Amazon seems to be enjoying taking the arts world by surprise this month. Not content with ruffling feathers by adding the works of literary treasure Kurt Vonnegut to its fanfiction platform Kindle Worlds, Amazon has also launched a new arm of its ever-expanding business: Amazon Art. This new fine art section of the store works in partnership with a multitude of galleries, who all operate as independent traders and stockists, paying Amazon commission for each sale made on the site.
Headlines have tended to focus on the high end of Amazon Art’s range, especially the Norman Rockwell original “Willie Gillis: Package From Home”, which carries a price tag of $4.85 million USD (shipping is free, though, so it’s still a total bargain). But according to The Telegraph’s Theo Merz, “the million dollar Warhols are a gimmick. It’s the medium sized galleries that should be worried by the web giant’s new venture.”
Over at Marginal Revolution, respected American economist Tyler Cowen questioned Amazon’s credibility in a rather snobby market: “One enduring feature of the art world is that a given piece will sell for much more in one context rather than another. The same painting that might sell for 5K from a lower tier dealer won’t command more than 2K on eBay, if that. Yet it could sell for 10K, as a bargain item, relatively speaking, if it ended up in the right NYC gallery (which it probably wouldn’t). Where does Amazon stand in this hierarchy? It doesn’t look promising.”

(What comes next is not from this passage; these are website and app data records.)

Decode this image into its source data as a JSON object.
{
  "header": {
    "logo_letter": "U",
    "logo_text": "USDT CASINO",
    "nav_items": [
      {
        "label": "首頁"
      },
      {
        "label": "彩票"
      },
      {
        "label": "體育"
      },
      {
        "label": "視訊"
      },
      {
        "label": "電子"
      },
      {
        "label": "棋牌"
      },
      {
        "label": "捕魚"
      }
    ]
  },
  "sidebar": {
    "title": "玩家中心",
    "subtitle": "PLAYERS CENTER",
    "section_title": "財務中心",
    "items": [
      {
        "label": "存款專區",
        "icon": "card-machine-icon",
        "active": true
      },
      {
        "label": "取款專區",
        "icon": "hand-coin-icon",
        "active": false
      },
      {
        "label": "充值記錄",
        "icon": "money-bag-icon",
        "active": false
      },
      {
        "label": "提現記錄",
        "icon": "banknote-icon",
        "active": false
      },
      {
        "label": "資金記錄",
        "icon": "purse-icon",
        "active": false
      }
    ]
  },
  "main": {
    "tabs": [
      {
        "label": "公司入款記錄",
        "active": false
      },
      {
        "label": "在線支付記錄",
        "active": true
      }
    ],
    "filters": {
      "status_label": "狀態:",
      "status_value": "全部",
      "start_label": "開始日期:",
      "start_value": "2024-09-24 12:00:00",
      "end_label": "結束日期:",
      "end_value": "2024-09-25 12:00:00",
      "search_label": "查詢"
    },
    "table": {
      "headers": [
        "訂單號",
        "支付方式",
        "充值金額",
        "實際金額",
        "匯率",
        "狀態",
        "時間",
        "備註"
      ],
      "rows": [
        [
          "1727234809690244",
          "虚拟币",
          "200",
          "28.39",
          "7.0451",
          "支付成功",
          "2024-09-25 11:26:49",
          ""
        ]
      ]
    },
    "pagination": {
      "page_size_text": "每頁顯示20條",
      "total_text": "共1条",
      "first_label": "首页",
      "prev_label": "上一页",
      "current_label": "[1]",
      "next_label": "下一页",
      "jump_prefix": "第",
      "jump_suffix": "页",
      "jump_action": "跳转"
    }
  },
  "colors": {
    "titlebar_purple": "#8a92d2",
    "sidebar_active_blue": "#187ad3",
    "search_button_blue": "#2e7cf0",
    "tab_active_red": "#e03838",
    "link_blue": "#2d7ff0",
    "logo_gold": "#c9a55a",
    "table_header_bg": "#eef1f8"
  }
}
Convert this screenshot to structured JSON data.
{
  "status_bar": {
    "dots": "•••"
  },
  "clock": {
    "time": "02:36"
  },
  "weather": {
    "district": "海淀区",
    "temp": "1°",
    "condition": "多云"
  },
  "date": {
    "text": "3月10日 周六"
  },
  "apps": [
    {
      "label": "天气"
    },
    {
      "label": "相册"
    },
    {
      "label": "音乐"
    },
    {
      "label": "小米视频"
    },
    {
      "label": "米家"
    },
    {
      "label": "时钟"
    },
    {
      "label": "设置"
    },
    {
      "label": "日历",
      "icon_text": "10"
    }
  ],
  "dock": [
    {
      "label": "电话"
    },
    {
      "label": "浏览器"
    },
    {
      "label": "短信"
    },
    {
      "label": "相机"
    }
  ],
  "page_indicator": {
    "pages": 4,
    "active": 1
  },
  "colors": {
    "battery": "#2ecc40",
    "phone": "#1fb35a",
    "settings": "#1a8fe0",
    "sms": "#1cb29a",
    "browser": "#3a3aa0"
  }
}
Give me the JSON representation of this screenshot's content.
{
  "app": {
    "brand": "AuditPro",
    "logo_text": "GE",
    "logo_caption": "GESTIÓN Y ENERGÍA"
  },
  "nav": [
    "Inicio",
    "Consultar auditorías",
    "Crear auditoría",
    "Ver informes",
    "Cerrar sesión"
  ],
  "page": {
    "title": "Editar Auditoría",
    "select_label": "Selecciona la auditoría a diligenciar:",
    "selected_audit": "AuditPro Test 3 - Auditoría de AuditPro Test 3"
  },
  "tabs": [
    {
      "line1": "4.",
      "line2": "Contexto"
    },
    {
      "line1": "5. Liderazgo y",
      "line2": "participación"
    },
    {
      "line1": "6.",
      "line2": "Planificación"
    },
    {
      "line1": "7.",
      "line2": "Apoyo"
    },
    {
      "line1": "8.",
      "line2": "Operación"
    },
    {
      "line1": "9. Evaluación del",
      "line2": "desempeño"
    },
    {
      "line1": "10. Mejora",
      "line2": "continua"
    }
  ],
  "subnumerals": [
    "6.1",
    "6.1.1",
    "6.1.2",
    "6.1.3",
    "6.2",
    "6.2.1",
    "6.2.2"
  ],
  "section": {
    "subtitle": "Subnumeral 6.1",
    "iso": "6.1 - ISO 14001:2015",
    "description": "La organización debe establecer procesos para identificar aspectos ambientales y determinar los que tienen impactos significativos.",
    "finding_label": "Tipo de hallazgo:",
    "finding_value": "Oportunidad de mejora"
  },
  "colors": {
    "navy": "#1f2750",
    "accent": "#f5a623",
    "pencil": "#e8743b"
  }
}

However, Mallika Rao at the Huffington Post believes that Amazon’s less than glamorous trappings may somewhat democratise the art buying market, arguing that Amazon “stands to reset our conception of art creation, collection and valuation to a dramatic degree. Slick competitors like Artsy can seem as intimidating as a Chelsea gallery. Amazon, meanwhile, has a ‘Diapering’ section.” Rao believes that the familiar, trustworthy Amazon brand will encourage novice art lovers to invest in a piece or two to call their own, citing the example of online shopper and short term collector Maya Wiest, “who says she isn’t bothered by an Amazon tag devaluing a piece, provided she loves it.”
Putting the Rockwells and the Warhols to one side for a moment, Amazon Art also provides career-launching opportunities for up and coming artists. UGallery, one of the participants in the new Amazon Art programme, has seen its sales of works by unknown artists double since the company launched in 2009. Tanenbaum sees Amazon’s reputation as a “one stop shop” as a massive benefit to his business, and the artists he represents seem to agree: “They’re excited to get their artwork out there to millions of potential customers… Everybody shops on Amazon.”